Chicago Mayor Lori Lightfoot issued an executive order April 7 allowing illegal immigrants and refugees in the city, regardless of birth country or current citizenship status, access to relief benefits amid the CCP (Chinese Communist Party) virus pandemic.
The order says it will “ensure that all Chicagoans have fair and equal access to benefits, opportunities, and services provided by the City,” including anything provided as disaster relief to help fight the CCP virus pandemic.
“This order is more than just an official decree, it is a statement of our values as a city and as Americans,” Lightfoot said in a statement.
“Since COVID-19 first reached our city’s doorstep, we have been working around the clock to ensure all our residents are secure and supported, including our immigrant and refugee communities, who are among the most vulnerable to the impact of this pandemic.”
“Here in Chicago, saying ‘we are all in this together’ means that during this crisis, no one gets left out and no one gets left behind,” she said.

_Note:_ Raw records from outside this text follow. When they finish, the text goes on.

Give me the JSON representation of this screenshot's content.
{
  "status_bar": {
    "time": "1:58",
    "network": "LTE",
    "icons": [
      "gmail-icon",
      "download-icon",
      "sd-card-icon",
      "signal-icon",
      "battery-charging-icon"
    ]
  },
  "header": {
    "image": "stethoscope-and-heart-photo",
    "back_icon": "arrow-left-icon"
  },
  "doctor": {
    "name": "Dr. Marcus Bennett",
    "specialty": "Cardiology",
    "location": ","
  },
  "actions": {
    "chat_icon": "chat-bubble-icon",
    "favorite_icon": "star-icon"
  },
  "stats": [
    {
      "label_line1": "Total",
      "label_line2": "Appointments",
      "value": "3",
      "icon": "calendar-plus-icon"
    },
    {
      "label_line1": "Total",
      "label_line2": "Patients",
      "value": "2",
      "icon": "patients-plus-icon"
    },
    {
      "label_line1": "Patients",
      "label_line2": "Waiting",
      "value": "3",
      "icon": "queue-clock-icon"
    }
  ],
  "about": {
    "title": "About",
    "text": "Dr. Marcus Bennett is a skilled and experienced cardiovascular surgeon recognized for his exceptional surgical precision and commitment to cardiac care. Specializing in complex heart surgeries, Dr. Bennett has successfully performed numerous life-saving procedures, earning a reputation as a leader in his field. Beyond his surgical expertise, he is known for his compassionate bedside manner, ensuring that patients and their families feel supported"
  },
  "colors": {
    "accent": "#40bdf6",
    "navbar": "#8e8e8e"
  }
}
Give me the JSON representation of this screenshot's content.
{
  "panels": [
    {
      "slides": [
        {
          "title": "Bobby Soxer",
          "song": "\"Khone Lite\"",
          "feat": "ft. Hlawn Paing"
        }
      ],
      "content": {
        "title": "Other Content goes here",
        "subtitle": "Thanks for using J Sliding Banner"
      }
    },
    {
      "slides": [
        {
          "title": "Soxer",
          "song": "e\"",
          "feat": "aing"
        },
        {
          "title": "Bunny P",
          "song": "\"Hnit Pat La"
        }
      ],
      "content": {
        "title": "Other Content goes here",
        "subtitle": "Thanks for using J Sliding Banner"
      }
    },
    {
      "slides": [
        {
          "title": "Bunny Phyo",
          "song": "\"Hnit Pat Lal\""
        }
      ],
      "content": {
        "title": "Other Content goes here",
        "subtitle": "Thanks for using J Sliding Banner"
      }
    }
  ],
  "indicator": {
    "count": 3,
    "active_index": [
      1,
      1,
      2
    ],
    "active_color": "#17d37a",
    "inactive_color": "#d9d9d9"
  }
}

Illegal immigrants who have no legal status in the United States do not meet the criteria for state unemployment insurance or other economic assistance, or the stimulus checks the federal government is sending out to all registered tax-payers part of the $2 trillion coronavirus relief bill Congress passed in March.
According to the National Review, at least 280,000 illegal immigrants were working in Illinois in 2018 based on a WBEZ analysis of census data. They were mostly concentrated around the sanctuary city of Chicago.
Under the new order, the illegal migrants will be able to receive benefits through Chicago’s Housing Assistance Grant program, which provides disaster relief aid for the housing costs faced by those impacted by the current CCP crisis.
Students will also be offered online Enrichment Learning Resources through Chicago Public Schools, and small businesses will have access to the $100 million Chicago Small Business Resiliency Fund, which provides disaster relief cash flow to any entrepreneur, including immigrant business owners.
Michael Rodriguez, who serves as alderman of the 22nd Ward in Chicago, said “these Chicagoans are vital community members who work in various industries and help our great city to thrive every day,” and are “family members, co-workers, neighbors, and friends.”
Chicago and Illinois are currently under a statewide Stay at Home order that was issued on March 20 until at least April 30.
The order mandates all residents to stay home, unless traveling for essential needs or business, and requires businesses not engaged in essential activities to cease all activities except for minimum basic operations.
According to the latest figures published on the official City of Chicago website, 5,511 cases of CCP virus have been confirmed in Chicago as of April 7, and 13,549 in Illinois. The majority of the known cases in Chicago are in individuals aged between 50-59, while the majority of deaths have occurred in individuals aged 70 or over.